What did you like about the story?
It’s a very personal movie for James. And what’s beautiful is that it’s a costume drama built on the scale of this little lady. It could be a big epic about a Polish immigrant coming to New York. But it’s an intimate work, a portrait, a character study.

The big challenge for you, who didn’t speak Polish, was obviously the language?
When I want to make a movie, I focus on the beauty of the story and the character, that’s why I didn’t panic immediately! Then I had to start working, and it got tough. There is not a single word that sounds like English or French in Polish. And yet I had no choice. I had to do everything I could to speak Polish without the hint of an accent. I had very little time, just over a month between Rust and Bone (Jacques Audiard, 2012) and The Immigrant. I worked with different coaches, one of whom was the actress who plays my aunt in the film. Mid-shoot, James came to me, startled, and said: “You sure have a lot of Polish dialogue!” He had just realized that he had written me twenty pages of Polish dialogue. Whenever I had a free minute on the set, I buried myself in my notebook. “I dreamed of it being perfect.”

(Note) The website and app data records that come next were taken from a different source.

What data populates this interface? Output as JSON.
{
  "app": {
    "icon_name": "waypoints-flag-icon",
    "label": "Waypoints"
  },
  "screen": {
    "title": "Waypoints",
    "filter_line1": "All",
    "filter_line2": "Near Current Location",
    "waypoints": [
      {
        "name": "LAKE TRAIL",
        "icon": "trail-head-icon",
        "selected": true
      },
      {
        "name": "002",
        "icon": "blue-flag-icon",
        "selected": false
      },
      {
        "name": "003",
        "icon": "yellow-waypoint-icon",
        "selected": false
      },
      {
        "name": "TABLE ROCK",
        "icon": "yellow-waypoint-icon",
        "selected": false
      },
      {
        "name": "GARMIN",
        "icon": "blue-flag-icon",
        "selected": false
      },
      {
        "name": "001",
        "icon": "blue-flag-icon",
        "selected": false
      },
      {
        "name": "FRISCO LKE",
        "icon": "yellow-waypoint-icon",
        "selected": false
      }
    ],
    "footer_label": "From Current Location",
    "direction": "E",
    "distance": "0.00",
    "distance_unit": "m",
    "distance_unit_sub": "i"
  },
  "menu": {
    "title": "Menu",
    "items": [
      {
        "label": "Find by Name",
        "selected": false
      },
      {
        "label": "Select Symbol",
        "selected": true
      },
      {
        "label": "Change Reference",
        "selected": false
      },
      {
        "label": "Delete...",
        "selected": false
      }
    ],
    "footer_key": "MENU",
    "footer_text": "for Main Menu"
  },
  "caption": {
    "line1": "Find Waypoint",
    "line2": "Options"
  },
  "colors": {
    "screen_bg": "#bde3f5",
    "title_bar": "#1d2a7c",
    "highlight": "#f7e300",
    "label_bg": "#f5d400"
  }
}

Ewa sounds very different from you in real life. Did you find her voice thanks to the language?
I always try to disappear into the character as much as possible, and to find a specific way for her to speak, even in French. Polish brings a different vocal pitch, which helps to give a specific identity to the character. Speaking English in a Polish accent was difficult, but it allowed me to use a different voice. I went through a lot of books at the Polish bookstore in Paris, and saw as many Polish films as I could to listen to the language. I knew where my character was from, and I needed to understand her social background and to know more about her life. Ewa is an educated woman who trained as a nurse. She went through horrendous things that gave her great resilience. What she wants is to make a life for herself in this new country, but not without her sister. She shows amazing strength to find her.

What was shooting on Ellis Island like?
Everyone in the crew was emotional, you could sense it, because their families had arrived there at some point. It was so inspiring: the technical crew, the extras, everyone had a moving story to tell. James himself shared a lot of memories of his family. There’s a scene where Ewa doesn’t know how to eat a banana. That’s directly from his grandmother. In another scene, which is not in the final cut, she mistakes pasta for worms.

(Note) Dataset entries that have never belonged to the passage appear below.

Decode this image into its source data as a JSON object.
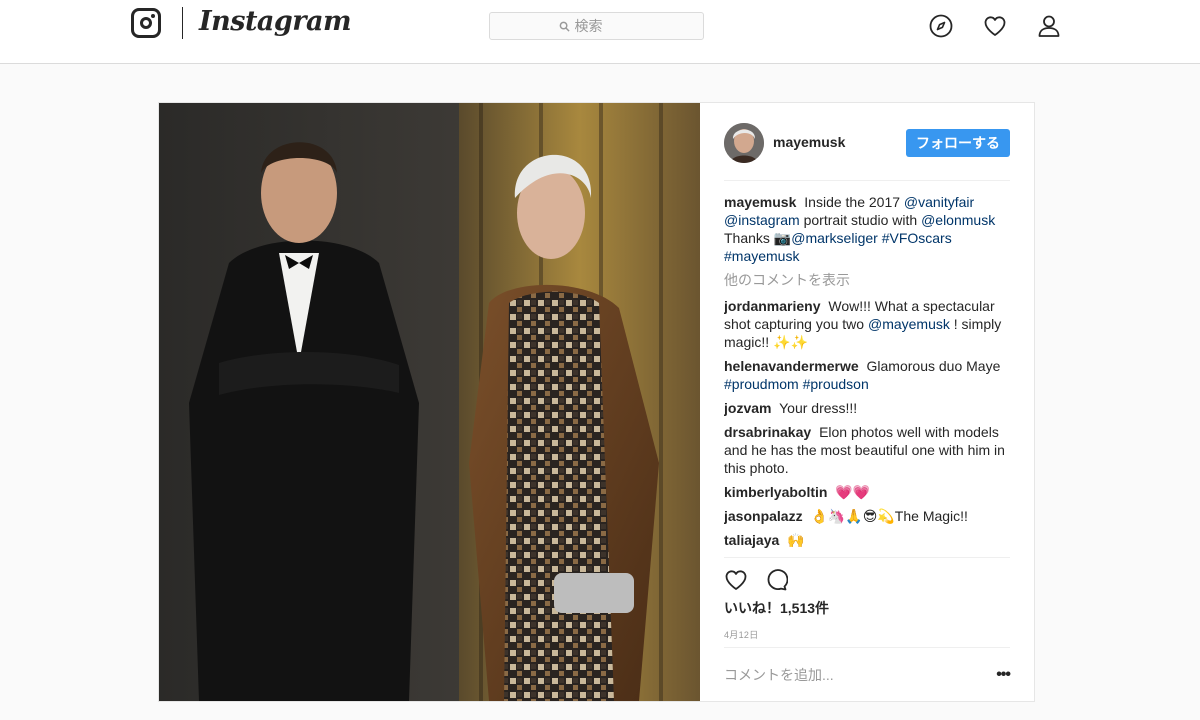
{
  "header": {
    "wordmark": "Instagram",
    "search_placeholder": "検索",
    "icons": [
      "instagram-glyph-icon",
      "compass-icon",
      "heart-icon",
      "user-icon"
    ]
  },
  "post": {
    "author": "mayemusk",
    "follow_label": "フォローする",
    "caption": {
      "user": "mayemusk",
      "pre": "Inside the 2017",
      "tag1": "@vanityfair",
      "tag2": "@instagram",
      "mid": "portrait studio with",
      "tag3": "@elonmusk",
      "thanks": "Thanks 📷",
      "tag4": "@markseliger",
      "tag5": "#VFOscars",
      "tag6": "#mayemusk"
    },
    "view_more": "他のコメントを表示",
    "comments": [
      {
        "user": "jordanmarieny",
        "pre": "Wow!!! What a spectacular shot capturing you two",
        "mention": "@mayemusk",
        "post": "! simply magic!! ✨✨"
      },
      {
        "user": "helenavandermerwe",
        "text": "Glamorous duo Maye",
        "tag1": "#proudmom",
        "tag2": "#proudson"
      },
      {
        "user": "jozvam",
        "text": "Your dress!!!"
      },
      {
        "user": "drsabrinakay",
        "text": "Elon photos well with models and he has the most beautiful one with him in this photo."
      },
      {
        "user": "kimberlyaboltin",
        "text": "💗💗"
      },
      {
        "user": "jasonpalazz",
        "text": "👌🦄🙏😎💫The Magic!!"
      },
      {
        "user": "taliajaya",
        "text": "🙌"
      }
    ],
    "likes": "いいね！1,513件",
    "date": "4月12日",
    "add_comment_placeholder": "コメントを追加...",
    "more_options": "•••",
    "accent_color": "#3897f0",
    "link_color": "#003569"
  }
}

James Gray and Joaquin Phoenix have made four movies together. How did you find your place?
I certainly got mixed up with an old couple! They’re both very generous and endearing. Sometimes, when I saw that they were going to keep talking for five hours, I’d tell them: “See you tomorrow! It sounds fascinating, but I have a kid and I have to get home.” Their working relationship is wonderful to observe. And Joaquin is an impressive actor. We met every day before the shoot started, to discuss our characters. That’s when I met him for the first time. He has impeccable instincts, like a wild animal. The character of Bruno was difficult for him, he struggled a lot, and it was very moving to see him fighting with himself. Sometimes, at the end of the scene, he would come up to me and ask me to forgive him for what his character was doing to mine. I had never met someone quite as touching.

What about Jeremy Renner?
He joined quite late, but immediately felt part of the family. The four of us were like brothers and sister. I realize now that we all share an extreme sensitivity and that we all have to struggle with it. It made us closer. For Ewa, who is drowning, Orlando looks like a lifeboat that could save her. Each time she sees him, she wants to believe that she will escape, and she’s full of hope.

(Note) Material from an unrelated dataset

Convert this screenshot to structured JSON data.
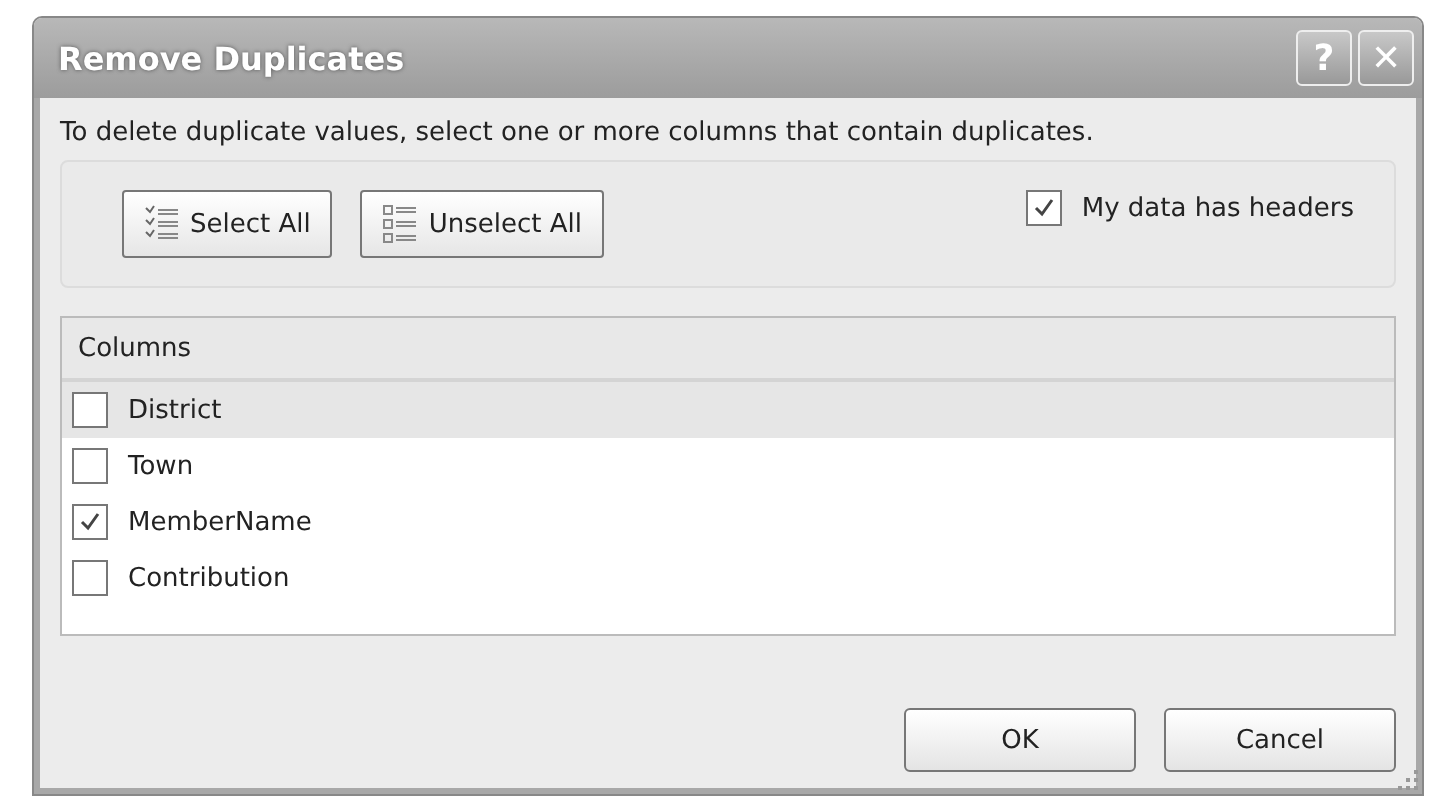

What memories do you keep today of The Immigrant?
It was a beautiful experience, with blessed times and others that were more difficult, because we didn’t have all the necessary funds. I loved Ewa and her spirit. And I formed a bond with James Gray that goes deeper than any other I have had with a director.